::: Task input
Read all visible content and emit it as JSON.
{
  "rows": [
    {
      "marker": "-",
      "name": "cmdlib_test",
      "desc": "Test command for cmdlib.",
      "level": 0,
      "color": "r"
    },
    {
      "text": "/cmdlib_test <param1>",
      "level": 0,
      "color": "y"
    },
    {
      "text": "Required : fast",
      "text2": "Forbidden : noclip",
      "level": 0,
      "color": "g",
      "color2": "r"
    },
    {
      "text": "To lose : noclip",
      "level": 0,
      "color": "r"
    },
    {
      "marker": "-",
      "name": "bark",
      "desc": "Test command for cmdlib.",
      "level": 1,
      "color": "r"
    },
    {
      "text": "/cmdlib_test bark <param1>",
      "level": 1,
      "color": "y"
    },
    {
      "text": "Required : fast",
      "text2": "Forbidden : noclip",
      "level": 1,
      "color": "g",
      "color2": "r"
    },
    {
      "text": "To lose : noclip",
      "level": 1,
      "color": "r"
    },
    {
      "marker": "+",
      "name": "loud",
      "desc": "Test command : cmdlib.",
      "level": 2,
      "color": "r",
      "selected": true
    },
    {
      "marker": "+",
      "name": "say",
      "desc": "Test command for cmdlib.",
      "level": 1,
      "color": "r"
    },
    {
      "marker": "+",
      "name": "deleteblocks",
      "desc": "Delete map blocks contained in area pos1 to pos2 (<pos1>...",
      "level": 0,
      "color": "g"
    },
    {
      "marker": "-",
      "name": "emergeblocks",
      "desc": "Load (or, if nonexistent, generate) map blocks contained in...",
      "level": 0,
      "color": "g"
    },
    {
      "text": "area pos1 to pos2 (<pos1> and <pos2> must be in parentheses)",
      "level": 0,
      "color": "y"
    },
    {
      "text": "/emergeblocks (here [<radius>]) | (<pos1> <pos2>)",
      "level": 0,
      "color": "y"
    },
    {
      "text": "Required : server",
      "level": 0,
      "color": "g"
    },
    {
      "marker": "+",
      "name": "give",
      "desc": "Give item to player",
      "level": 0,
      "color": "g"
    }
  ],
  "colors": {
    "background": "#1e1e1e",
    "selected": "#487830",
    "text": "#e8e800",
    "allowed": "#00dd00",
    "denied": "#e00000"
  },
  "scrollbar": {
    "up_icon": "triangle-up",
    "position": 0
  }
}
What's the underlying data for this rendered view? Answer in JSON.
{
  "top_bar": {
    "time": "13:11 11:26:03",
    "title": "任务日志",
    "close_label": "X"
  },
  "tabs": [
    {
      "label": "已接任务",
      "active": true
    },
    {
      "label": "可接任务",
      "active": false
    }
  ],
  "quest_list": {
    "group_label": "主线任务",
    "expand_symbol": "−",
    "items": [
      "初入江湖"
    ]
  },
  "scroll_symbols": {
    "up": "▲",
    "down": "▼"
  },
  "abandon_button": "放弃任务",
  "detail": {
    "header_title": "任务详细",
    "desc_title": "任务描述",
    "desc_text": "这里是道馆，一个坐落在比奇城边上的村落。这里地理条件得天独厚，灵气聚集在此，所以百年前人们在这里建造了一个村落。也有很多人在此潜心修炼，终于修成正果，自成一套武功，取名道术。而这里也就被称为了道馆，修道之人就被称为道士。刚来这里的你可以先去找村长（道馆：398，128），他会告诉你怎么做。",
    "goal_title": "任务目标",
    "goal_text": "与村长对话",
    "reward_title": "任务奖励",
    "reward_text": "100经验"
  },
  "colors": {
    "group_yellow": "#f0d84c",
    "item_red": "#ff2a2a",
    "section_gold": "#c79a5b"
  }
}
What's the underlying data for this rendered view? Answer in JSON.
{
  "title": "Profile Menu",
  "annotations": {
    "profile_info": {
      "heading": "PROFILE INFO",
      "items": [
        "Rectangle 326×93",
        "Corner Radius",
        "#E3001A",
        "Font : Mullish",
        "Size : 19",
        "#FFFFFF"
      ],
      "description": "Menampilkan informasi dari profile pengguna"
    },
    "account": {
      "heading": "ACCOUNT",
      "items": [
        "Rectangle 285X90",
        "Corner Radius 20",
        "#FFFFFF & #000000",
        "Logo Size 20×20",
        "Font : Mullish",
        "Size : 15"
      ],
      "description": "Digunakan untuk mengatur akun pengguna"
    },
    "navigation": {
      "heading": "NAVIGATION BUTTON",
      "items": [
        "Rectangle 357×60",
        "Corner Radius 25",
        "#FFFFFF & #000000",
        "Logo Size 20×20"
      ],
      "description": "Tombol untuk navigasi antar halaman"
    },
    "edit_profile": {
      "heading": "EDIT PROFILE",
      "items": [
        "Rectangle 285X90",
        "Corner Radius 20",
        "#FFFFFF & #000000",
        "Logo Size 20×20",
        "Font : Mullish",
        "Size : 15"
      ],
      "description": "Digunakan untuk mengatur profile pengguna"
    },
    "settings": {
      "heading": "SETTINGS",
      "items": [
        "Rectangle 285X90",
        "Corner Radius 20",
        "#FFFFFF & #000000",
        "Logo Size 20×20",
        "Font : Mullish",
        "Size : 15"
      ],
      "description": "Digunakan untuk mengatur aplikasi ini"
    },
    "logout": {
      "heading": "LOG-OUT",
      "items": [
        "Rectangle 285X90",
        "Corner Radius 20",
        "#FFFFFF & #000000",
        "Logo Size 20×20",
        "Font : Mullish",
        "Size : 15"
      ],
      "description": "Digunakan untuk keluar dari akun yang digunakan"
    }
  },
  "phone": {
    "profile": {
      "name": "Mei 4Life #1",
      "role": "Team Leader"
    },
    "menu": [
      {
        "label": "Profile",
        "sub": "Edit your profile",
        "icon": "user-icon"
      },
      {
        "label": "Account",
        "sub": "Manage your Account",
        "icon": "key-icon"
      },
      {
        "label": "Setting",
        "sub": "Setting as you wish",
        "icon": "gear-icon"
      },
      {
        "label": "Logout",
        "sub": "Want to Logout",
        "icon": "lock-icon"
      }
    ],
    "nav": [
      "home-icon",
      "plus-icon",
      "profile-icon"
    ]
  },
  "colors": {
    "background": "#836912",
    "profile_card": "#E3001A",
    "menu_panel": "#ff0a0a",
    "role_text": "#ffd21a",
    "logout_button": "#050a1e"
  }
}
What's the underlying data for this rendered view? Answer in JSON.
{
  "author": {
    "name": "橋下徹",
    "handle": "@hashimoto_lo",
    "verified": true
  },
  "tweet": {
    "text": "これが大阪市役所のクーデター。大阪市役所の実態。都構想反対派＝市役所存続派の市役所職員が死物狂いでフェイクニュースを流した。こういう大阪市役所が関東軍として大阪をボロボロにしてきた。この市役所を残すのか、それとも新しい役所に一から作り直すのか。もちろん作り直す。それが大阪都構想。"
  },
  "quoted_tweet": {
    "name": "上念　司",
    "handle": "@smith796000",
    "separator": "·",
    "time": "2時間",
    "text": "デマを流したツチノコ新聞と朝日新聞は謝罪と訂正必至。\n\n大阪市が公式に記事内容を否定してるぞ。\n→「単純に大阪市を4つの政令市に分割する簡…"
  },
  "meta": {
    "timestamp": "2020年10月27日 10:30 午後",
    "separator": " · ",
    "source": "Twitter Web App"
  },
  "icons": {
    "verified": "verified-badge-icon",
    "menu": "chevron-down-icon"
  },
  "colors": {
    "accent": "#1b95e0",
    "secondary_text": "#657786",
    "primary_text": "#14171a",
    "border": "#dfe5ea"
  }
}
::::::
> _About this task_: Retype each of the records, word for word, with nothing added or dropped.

> _Output for this task_:
Read all visible content and emit it as JSON.
{
  "rows": [
    {
      "marker": "-",
      "name": "cmdlib_test",
      "desc": "Test command for cmdlib.",
      "level": 0,
      "color": "r"
    },
    {
      "text": "/cmdlib_test <param1>",
      "level": 0,
      "color": "y"
    },
    {
      "text": "Required : fast",
      "text2": "Forbidden : noclip",
      "level": 0,
      "color": "g",
      "color2": "r"
    },
    {
      "text": "To lose : noclip",
      "level": 0,
      "color": "r"
    },
    {
      "marker": "-",
      "name": "bark",
      "desc": "Test command for cmdlib.",
      "level": 1,
      "color": "r"
    },
    {
      "text": "/cmdlib_test bark <param1>",
      "level": 1,
      "color": "y"
    },
    {
      "text": "Required : fast",
      "text2": "Forbidden : noclip",
      "level": 1,
      "color": "g",
      "color2": "r"
    },
    {
      "text": "To lose : noclip",
      "level": 1,
      "color": "r"
    },
    {
      "marker": "+",
      "name": "loud",
      "desc": "Test command : cmdlib.",
      "level": 2,
      "color": "r",
      "selected": true
    },
    {
      "marker": "+",
      "name": "say",
      "desc": "Test command for cmdlib.",
      "level": 1,
      "color": "r"
    },
    {
      "marker": "+",
      "name": "deleteblocks",
      "desc": "Delete map blocks contained in area pos1 to pos2 (<pos1>...",
      "level": 0,
      "color": "g"
    },
    {
      "marker": "-",
      "name": "emergeblocks",
      "desc": "Load (or, if nonexistent, generate) map blocks contained in...",
      "level": 0,
      "color": "g"
    },
    {
      "text": "area pos1 to pos2 (<pos1> and <pos2> must be in parentheses)",
      "level": 0,
      "color": "y"
    },
    {
      "text": "/emergeblocks (here [<radius>]) | (<pos1> <pos2>)",
      "level": 0,
      "color": "y"
    },
    {
      "text": "Required : server",
      "level": 0,
      "color": "g"
    },
    {
      "marker": "+",
      "name": "give",
      "desc": "Give item to player",
      "level": 0,
      "color": "g"
    }
  ],
  "colors": {
    "background": "#1e1e1e",
    "selected": "#487830",
    "text": "#e8e800",
    "allowed": "#00dd00",
    "denied": "#e00000"
  },
  "scrollbar": {
    "up_icon": "triangle-up",
    "position": 0
  }
}
What's the underlying data for this rendered view? Answer in JSON.
{
  "top_bar": {
    "time": "13:11 11:26:03",
    "title": "任务日志",
    "close_label": "X"
  },
  "tabs": [
    {
      "label": "已接任务",
      "active": true
    },
    {
      "label": "可接任务",
      "active": false
    }
  ],
  "quest_list": {
    "group_label": "主线任务",
    "expand_symbol": "−",
    "items": [
      "初入江湖"
    ]
  },
  "scroll_symbols": {
    "up": "▲",
    "down": "▼"
  },
  "abandon_button": "放弃任务",
  "detail": {
    "header_title": "任务详细",
    "desc_title": "任务描述",
    "desc_text": "这里是道馆，一个坐落在比奇城边上的村落。这里地理条件得天独厚，灵气聚集在此，所以百年前人们在这里建造了一个村落。也有很多人在此潜心修炼，终于修成正果，自成一套武功，取名道术。而这里也就被称为了道馆，修道之人就被称为道士。刚来这里的你可以先去找村长（道馆：398，128），他会告诉你怎么做。",
    "goal_title": "任务目标",
    "goal_text": "与村长对话",
    "reward_title": "任务奖励",
    "reward_text": "100经验"
  },
  "colors": {
    "group_yellow": "#f0d84c",
    "item_red": "#ff2a2a",
    "section_gold": "#c79a5b"
  }
}
What's the underlying data for this rendered view? Answer in JSON.
{
  "title": "Profile Menu",
  "annotations": {
    "profile_info": {
      "heading": "PROFILE INFO",
      "items": [
        "Rectangle 326×93",
        "Corner Radius",
        "#E3001A",
        "Font : Mullish",
        "Size : 19",
        "#FFFFFF"
      ],
      "description": "Menampilkan informasi dari profile pengguna"
    },
    "account": {
      "heading": "ACCOUNT",
      "items": [
        "Rectangle 285X90",
        "Corner Radius 20",
        "#FFFFFF & #000000",
        "Logo Size 20×20",
        "Font : Mullish",
        "Size : 15"
      ],
      "description": "Digunakan untuk mengatur akun pengguna"
    },
    "navigation": {
      "heading": "NAVIGATION BUTTON",
      "items": [
        "Rectangle 357×60",
        "Corner Radius 25",
        "#FFFFFF & #000000",
        "Logo Size 20×20"
      ],
      "description": "Tombol untuk navigasi antar halaman"
    },
    "edit_profile": {
      "heading": "EDIT PROFILE",
      "items": [
        "Rectangle 285X90",
        "Corner Radius 20",
        "#FFFFFF & #000000",
        "Logo Size 20×20",
        "Font : Mullish",
        "Size : 15"
      ],
      "description": "Digunakan untuk mengatur profile pengguna"
    },
    "settings": {
      "heading": "SETTINGS",
      "items": [
        "Rectangle 285X90",
        "Corner Radius 20",
        "#FFFFFF & #000000",
        "Logo Size 20×20",
        "Font : Mullish",
        "Size : 15"
      ],
      "description": "Digunakan untuk mengatur aplikasi ini"
    },
    "logout": {
      "heading": "LOG-OUT",
      "items": [
        "Rectangle 285X90",
        "Corner Radius 20",
        "#FFFFFF & #000000",
        "Logo Size 20×20",
        "Font : Mullish",
        "Size : 15"
      ],
      "description": "Digunakan untuk keluar dari akun yang digunakan"
    }
  },
  "phone": {
    "profile": {
      "name": "Mei 4Life #1",
      "role": "Team Leader"
    },
    "menu": [
      {
        "label": "Profile",
        "sub": "Edit your profile",
        "icon": "user-icon"
      },
      {
        "label": "Account",
        "sub": "Manage your Account",
        "icon": "key-icon"
      },
      {
        "label": "Setting",
        "sub": "Setting as you wish",
        "icon": "gear-icon"
      },
      {
        "label": "Logout",
        "sub": "Want to Logout",
        "icon": "lock-icon"
      }
    ],
    "nav": [
      "home-icon",
      "plus-icon",
      "profile-icon"
    ]
  },
  "colors": {
    "background": "#836912",
    "profile_card": "#E3001A",
    "menu_panel": "#ff0a0a",
    "role_text": "#ffd21a",
    "logout_button": "#050a1e"
  }
}
What's the underlying data for this rendered view? Answer in JSON.
{
  "author": {
    "name": "橋下徹",
    "handle": "@hashimoto_lo",
    "verified": true
  },
  "tweet": {
    "text": "これが大阪市役所のクーデター。大阪市役所の実態。都構想反対派＝市役所存続派の市役所職員が死物狂いでフェイクニュースを流した。こういう大阪市役所が関東軍として大阪をボロボロにしてきた。この市役所を残すのか、それとも新しい役所に一から作り直すのか。もちろん作り直す。それが大阪都構想。"
  },
  "quoted_tweet": {
    "name": "上念　司",
    "handle": "@smith796000",
    "separator": "·",
    "time": "2時間",
    "text": "デマを流したツチノコ新聞と朝日新聞は謝罪と訂正必至。\n\n大阪市が公式に記事内容を否定してるぞ。\n→「単純に大阪市を4つの政令市に分割する簡…"
  },
  "meta": {
    "timestamp": "2020年10月27日 10:30 午後",
    "separator": " · ",
    "source": "Twitter Web App"
  },
  "icons": {
    "verified": "verified-badge-icon",
    "menu": "chevron-down-icon"
  },
  "colors": {
    "accent": "#1b95e0",
    "secondary_text": "#657786",
    "primary_text": "#14171a",
    "border": "#dfe5ea"
  }
}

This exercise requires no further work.